Rebalancing can’t save the world, but perhaps it can bring salvation to portfolios in the long run. History certainly suggests as much.
By opportunistically selling asset classes that have rallied and buying those that have lagged, a disciplined approach to rebalancing a broadly diversified portfolio of beta may best deal in money management. The reason, as Charlie Ellis famously counseled, is that the best way to win over time is by not losing.
With that in mind, what opportunities currently avail themselves for those inclined toward rebalancing? As our table below suggests, the pickings remain slim based on recent history. Investors looking for obvious candidates to sell based on year-to-date returns through April 6 will note the leader as MSCI EAFE, represented here by the iShares ETF tracking the index. Year to date, the ETF has climbed 6.2%. It’s debatable whether that’s enough of a run to warrant the associated trading costs and taxes that would come from paring the position and reallocating elsewhere.

But if EAFE’s run in 2007 is a gray area, so too are the other asset classes, all of which have rallied by lesser amounts. In fact, the laggard so far this year is cash, represented here by Fidelity Ultra-Short. That’s hardly surprising, although it suggests that the best opportunity for redeployment of capital still resides in the lowest-risk corner of the asset class pool.
Might there be more attractive quarry when profiling performance on a 12-month trailing basis? Yes and no. Yes, in the sense that the dispersion of returns is wider, which theoretically implies more rebalancing opportunities. As the 12-month column above shows, the distance between the top and bottom performer is significant. But here’s where the analysis gets tricky. The laggard is commodities, albeit a measure of commodities that’s energy heavy. Oppenheimer Commodity (which tracks Goldman Sachs Commodity Index) has shed 9% over the past year through Friday. Of course, much of the stumble came last year. More recently, the fund’s been rebounding, as befits an oil-dependent portfolio.
For those who prefer their commodity indices more broadly defined, note that there’s no red ink in either the trailing 12-month or year-to-date periods for a competing product. Witness the 9.1% gain in the past year in the Credit Suisse Commodity, which uses Dow Jones AIG Commodity Index as its bogey. The fund, in short, is the polar opposite of the Oppenheimer offering in terms of rebalancing opportunity.
While investors have reason to argue if it’s time to buy or sell commodities overall, the scorecard is clearer when it comes to REITs. As an asset class, REITs have been nothing less than stellar performers. More of the same may be coming, or not. What’s clear, however, is that over the past year, REITs have sharply outdistanced the other asset classes. As a result, quant-oriented rebalancers will recognize REITs as the leading contender for paring allocations.

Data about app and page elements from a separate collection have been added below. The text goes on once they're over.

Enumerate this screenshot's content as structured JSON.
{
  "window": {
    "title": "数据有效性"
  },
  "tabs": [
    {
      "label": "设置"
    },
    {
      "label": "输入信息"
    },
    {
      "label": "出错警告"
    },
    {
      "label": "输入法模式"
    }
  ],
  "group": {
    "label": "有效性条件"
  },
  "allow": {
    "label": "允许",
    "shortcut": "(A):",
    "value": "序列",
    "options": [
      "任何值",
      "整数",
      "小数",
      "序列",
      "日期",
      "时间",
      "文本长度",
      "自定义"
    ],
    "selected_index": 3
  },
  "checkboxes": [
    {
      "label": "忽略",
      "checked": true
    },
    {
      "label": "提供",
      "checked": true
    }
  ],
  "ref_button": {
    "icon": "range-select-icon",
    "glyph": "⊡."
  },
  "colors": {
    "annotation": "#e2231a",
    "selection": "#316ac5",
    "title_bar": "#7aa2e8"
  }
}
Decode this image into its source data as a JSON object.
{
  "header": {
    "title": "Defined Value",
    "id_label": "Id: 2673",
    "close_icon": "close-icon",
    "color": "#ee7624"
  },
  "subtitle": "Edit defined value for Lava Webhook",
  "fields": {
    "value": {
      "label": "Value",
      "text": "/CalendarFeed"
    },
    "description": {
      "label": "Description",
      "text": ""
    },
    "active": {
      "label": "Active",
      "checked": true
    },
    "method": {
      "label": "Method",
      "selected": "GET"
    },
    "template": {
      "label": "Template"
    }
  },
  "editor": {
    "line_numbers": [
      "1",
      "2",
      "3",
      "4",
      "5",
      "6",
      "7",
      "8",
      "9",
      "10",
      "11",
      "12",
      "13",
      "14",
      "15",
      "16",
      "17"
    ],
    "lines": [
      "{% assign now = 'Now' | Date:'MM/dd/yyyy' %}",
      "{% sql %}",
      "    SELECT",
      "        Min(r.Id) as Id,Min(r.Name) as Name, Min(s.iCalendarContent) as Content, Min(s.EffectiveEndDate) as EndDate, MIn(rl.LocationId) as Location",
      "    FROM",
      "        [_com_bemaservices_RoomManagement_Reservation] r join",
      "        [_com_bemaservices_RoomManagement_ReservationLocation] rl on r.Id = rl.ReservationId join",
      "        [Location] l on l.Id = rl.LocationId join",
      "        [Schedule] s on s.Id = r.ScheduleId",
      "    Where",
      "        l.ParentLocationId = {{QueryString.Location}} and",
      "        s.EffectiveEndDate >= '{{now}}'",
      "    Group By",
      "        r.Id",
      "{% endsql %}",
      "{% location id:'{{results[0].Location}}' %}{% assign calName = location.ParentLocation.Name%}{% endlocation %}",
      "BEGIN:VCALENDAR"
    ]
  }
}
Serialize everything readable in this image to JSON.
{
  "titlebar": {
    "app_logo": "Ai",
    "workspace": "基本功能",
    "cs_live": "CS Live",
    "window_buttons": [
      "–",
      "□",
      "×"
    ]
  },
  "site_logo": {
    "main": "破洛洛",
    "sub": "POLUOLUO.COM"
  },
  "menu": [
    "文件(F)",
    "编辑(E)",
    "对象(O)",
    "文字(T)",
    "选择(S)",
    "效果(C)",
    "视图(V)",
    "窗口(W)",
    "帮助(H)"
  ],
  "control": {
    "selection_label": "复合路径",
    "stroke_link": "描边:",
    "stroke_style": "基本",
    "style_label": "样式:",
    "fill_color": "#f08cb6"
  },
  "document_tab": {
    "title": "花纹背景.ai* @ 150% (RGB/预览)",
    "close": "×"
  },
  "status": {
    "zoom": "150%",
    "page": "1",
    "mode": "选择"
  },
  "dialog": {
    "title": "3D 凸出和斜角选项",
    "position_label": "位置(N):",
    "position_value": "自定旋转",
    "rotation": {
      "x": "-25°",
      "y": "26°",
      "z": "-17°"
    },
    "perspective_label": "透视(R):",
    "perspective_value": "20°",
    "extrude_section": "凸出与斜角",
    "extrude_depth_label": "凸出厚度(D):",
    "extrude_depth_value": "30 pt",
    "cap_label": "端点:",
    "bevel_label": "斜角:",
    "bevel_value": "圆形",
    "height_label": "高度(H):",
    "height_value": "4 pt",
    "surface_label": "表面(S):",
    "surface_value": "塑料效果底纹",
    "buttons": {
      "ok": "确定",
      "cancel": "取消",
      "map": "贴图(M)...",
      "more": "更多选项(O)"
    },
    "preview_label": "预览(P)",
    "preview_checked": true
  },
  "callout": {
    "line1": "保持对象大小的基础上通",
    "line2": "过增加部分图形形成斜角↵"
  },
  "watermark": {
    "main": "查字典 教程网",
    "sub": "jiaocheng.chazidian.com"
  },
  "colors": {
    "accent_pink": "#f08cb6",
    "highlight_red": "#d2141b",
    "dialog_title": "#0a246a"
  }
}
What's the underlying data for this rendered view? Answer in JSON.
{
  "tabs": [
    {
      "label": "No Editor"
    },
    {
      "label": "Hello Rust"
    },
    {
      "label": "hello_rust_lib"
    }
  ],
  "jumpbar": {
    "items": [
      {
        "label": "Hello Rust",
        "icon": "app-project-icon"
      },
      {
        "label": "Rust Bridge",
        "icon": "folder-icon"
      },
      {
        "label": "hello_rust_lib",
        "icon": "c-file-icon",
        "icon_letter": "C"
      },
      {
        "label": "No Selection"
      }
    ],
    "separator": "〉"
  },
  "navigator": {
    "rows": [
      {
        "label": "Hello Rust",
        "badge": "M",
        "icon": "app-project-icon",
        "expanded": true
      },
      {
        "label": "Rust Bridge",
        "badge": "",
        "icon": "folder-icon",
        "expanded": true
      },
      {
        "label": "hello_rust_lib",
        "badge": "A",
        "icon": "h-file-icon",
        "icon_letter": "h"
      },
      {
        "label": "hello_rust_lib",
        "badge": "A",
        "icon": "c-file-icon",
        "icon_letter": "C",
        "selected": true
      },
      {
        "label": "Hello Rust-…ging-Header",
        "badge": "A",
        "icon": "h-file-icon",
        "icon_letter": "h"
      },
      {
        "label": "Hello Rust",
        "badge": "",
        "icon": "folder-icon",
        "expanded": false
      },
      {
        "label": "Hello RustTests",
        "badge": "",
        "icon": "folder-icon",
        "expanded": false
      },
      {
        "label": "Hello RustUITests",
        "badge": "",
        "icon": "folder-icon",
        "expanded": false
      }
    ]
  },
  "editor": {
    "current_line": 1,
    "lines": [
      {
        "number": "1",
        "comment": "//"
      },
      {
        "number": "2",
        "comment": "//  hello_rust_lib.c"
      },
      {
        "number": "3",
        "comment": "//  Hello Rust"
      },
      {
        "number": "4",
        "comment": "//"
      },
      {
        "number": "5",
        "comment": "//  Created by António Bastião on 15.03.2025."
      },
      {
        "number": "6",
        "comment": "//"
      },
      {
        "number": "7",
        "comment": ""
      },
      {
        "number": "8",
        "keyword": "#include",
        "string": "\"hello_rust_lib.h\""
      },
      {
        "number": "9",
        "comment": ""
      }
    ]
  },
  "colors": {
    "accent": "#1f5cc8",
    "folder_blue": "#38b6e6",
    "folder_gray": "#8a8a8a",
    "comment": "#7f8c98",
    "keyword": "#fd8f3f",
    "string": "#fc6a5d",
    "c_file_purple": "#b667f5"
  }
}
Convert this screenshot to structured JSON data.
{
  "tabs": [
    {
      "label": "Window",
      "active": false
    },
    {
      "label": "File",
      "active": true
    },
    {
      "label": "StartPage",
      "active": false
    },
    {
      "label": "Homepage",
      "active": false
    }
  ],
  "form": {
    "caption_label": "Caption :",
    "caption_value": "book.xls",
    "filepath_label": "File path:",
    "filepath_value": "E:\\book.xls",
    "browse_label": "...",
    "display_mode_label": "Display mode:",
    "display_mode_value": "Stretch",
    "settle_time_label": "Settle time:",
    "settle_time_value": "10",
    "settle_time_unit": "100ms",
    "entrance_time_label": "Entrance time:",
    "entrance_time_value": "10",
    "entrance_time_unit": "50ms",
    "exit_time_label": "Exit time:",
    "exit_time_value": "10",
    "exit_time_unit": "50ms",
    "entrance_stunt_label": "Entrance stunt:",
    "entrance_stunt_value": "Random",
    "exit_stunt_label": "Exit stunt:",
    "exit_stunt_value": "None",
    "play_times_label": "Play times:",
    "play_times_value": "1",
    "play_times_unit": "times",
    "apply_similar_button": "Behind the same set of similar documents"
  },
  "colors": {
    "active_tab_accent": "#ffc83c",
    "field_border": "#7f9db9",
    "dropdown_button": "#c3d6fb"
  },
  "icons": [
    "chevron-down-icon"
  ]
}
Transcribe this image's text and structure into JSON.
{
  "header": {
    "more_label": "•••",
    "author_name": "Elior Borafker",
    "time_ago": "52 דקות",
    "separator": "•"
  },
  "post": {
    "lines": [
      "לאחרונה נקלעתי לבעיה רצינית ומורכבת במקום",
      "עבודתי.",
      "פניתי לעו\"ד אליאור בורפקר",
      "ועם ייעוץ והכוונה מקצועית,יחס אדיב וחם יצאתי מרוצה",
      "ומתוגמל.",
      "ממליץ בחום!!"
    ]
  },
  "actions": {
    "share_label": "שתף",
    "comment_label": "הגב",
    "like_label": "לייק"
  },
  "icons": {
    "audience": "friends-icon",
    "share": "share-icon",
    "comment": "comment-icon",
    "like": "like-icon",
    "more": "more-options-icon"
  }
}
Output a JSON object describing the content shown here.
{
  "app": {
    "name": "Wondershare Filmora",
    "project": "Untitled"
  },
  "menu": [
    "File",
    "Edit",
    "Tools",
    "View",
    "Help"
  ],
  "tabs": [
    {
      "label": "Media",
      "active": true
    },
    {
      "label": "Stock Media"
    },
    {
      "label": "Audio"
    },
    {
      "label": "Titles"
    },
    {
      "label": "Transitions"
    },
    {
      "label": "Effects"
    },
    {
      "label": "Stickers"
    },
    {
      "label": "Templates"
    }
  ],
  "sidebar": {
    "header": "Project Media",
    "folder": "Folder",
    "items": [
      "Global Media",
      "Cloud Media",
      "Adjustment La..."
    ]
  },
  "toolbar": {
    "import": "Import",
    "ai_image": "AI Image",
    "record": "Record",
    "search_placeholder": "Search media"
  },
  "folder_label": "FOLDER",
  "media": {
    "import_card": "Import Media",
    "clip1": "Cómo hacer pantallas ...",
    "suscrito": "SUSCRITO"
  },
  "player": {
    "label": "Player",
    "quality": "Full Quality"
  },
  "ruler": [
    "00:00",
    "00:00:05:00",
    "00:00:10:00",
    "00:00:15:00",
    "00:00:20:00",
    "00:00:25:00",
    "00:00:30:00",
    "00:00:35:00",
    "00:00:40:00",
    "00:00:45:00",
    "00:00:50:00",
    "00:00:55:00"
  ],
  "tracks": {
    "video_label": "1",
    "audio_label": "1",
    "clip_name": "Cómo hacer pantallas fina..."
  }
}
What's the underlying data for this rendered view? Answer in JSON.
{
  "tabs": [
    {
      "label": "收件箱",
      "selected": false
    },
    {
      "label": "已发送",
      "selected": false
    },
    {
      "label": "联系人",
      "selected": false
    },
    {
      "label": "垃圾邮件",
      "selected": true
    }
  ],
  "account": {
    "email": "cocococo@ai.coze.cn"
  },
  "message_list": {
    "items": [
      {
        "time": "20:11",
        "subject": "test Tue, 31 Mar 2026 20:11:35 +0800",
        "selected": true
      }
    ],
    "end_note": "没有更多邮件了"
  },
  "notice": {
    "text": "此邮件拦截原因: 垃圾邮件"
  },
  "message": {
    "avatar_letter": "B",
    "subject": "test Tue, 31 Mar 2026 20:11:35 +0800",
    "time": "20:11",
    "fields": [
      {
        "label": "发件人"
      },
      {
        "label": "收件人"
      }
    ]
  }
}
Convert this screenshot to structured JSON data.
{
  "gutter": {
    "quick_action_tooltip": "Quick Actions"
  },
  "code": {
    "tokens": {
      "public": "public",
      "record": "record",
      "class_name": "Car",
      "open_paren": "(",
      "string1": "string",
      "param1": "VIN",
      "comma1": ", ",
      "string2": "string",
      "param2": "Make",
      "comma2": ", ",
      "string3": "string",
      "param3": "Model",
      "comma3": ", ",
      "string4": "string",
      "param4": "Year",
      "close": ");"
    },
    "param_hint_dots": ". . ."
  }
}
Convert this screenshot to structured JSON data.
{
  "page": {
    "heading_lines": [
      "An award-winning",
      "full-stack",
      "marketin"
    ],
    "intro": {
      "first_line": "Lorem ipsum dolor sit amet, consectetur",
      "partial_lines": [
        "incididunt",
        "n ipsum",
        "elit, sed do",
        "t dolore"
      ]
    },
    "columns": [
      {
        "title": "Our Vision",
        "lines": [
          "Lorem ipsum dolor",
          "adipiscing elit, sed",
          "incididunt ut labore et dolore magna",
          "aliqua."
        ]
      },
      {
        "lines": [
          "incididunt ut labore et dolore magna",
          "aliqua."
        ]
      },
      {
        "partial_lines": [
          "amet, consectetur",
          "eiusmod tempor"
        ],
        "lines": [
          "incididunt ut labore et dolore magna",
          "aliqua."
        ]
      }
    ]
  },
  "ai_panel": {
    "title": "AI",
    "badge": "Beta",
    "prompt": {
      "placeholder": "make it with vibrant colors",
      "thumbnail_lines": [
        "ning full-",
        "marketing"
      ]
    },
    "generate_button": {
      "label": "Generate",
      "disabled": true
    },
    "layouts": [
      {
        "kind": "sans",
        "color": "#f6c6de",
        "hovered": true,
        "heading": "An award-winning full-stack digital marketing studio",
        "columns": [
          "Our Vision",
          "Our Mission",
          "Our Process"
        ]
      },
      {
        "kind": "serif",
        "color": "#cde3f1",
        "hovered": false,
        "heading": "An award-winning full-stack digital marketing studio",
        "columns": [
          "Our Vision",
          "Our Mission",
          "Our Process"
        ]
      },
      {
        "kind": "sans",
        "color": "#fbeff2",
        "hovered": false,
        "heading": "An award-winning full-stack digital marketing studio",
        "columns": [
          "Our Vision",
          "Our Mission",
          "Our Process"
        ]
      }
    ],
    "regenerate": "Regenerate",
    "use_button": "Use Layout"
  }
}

But that leaves the challenge: Where to redeploy? Yes, it’s easy to identify the winners, in either relative or absolute terms. Alas, there are no obvious losers, and so redeploying to cash remains the primary nominee on the receiving end. There are, however, limits to everything. For those with an already-heavy cash weighting, those limits are being tested. Indeed, long-term success can look foolish and unappealing in the short term, proving once again that there truly is no such thing as a free lunch.